Seite 90 - And all the rule, one empire; only add Deeds to thy knowledge answerable; add faith, Add virtue, patience, temperance; add love, By name to come call'd charity, the soul Of all the rest : then wilt thou not be loath To leave this Paradise, but shalt possess A Paradise within thee, happier far.
Seite 52 - Will you punish them for the madness you have occasioned ? Rather let prudence and temper come first from this side. I will undertake for America that she will follow the example. There are two lines in a ballad of...
Seite 165 - Enhance the bliss his scanty fund supplies. Dear is that shed to which his soul conforms, And dear that hill which lifts him to the storms; And as a child, when scaring sounds molest, Clings close and closer to the mother's breast, So the loud torrent; and the whirlwind's roar, But bind him to his native mountains more.

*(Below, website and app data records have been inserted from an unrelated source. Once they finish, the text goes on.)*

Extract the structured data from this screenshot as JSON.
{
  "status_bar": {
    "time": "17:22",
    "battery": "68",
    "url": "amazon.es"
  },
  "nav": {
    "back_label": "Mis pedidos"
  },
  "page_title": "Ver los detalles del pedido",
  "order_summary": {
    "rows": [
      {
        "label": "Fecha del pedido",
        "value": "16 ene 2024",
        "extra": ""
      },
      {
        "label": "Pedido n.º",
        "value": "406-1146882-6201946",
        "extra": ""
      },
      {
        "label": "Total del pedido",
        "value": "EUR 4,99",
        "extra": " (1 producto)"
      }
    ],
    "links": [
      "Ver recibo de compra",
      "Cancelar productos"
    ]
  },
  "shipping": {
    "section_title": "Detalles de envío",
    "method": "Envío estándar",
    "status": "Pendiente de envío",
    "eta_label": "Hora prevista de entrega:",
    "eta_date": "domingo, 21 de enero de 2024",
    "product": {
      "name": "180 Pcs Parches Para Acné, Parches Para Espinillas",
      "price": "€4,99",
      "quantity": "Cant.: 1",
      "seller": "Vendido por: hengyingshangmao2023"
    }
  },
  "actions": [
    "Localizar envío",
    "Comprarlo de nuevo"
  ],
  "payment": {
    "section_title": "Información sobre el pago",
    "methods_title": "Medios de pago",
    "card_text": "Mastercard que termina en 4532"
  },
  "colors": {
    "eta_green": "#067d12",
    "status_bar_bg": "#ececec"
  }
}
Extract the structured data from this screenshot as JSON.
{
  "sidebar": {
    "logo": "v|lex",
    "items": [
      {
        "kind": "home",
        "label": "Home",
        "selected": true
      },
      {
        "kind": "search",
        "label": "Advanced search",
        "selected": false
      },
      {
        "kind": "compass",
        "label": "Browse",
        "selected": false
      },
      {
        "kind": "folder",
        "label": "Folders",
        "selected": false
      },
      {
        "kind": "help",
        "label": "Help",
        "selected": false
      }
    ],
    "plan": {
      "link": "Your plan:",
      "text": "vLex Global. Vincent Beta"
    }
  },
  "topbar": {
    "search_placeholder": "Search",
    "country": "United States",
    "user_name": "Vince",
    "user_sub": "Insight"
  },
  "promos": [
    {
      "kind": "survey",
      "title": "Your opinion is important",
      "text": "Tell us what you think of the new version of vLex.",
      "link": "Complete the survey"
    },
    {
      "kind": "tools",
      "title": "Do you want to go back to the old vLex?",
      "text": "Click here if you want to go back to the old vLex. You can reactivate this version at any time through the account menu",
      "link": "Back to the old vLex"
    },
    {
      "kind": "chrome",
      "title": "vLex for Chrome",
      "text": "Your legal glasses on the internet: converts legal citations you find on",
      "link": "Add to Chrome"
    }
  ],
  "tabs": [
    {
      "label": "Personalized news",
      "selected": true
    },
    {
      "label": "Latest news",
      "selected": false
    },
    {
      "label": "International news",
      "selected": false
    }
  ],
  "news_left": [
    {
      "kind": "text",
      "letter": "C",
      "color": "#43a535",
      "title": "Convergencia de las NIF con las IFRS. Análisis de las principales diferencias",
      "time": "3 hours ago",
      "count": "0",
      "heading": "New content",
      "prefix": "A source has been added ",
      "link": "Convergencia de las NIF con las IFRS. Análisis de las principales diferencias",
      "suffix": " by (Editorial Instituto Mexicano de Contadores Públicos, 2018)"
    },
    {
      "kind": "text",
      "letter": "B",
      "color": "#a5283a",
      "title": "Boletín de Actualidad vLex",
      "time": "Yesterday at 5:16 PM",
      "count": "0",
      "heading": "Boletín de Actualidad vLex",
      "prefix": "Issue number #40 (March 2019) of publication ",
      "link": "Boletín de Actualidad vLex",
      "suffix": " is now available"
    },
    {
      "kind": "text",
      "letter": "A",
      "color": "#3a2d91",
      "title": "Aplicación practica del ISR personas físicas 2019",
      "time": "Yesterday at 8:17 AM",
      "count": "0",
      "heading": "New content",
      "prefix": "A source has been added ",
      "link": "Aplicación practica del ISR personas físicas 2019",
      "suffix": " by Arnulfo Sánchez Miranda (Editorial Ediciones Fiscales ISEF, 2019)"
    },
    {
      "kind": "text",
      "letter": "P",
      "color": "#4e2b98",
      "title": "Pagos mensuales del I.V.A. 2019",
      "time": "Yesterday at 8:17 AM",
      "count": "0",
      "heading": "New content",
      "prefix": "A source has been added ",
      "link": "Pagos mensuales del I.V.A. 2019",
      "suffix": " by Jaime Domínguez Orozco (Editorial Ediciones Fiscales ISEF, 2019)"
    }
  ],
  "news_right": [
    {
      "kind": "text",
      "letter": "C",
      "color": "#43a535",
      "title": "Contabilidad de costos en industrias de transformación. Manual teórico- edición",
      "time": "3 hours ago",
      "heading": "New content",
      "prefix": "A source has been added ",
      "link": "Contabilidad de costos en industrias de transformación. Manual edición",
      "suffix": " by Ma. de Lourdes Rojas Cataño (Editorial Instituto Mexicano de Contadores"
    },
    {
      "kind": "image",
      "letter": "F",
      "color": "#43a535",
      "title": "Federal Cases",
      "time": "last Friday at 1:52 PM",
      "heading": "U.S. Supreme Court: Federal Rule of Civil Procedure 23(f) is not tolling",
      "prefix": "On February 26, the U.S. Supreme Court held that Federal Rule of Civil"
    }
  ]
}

Seite 11 - He is the most diligent preacher of all other; he is never out of his diocese ; he is never from his cure ; ye shall never find him unoccupied ; he is ever in his parish ; he keepeth residence at all times ; ye shall never find him out of the way, call for him when you will he is ever at home ; the diligentest preacher in all the realm; he is ever at his plough: no lording or loitering can hinder him; he is ever applying his business, ye shall never find him idle, I warrant you.
Seite 46 - Much more, sir, is he to be abhorred, who as he has advanced in age, has receded from virtue, and become more wicked with less temptation ; who prostitutes himself for money which he cannot, enjoy, and spends the remains of his life in the ruin of his country.
Seite 160 - We have shown the example of a nation in which every class of society accepts with cheerfulness the lot which Providence has assigned to it, while at the same time every individual of each class is constantly striving to raise himself in the social scale — not by injustice and wrong, not by violence and illegality, but by persevering good conduct and by the steady and energetic exertion of the moral and intellectual faculties with which his Creator has endowed him.
Seite 48 - ... to recoil within them — men promoted to the highest seats of justice; some who, to my knowledge, were glad, by going to a foreign country, to escape being brought to the bar of a court of justice in their own.
Seite 179 - How small of all that human hearts endure, That part which laws or kings can cause or cure.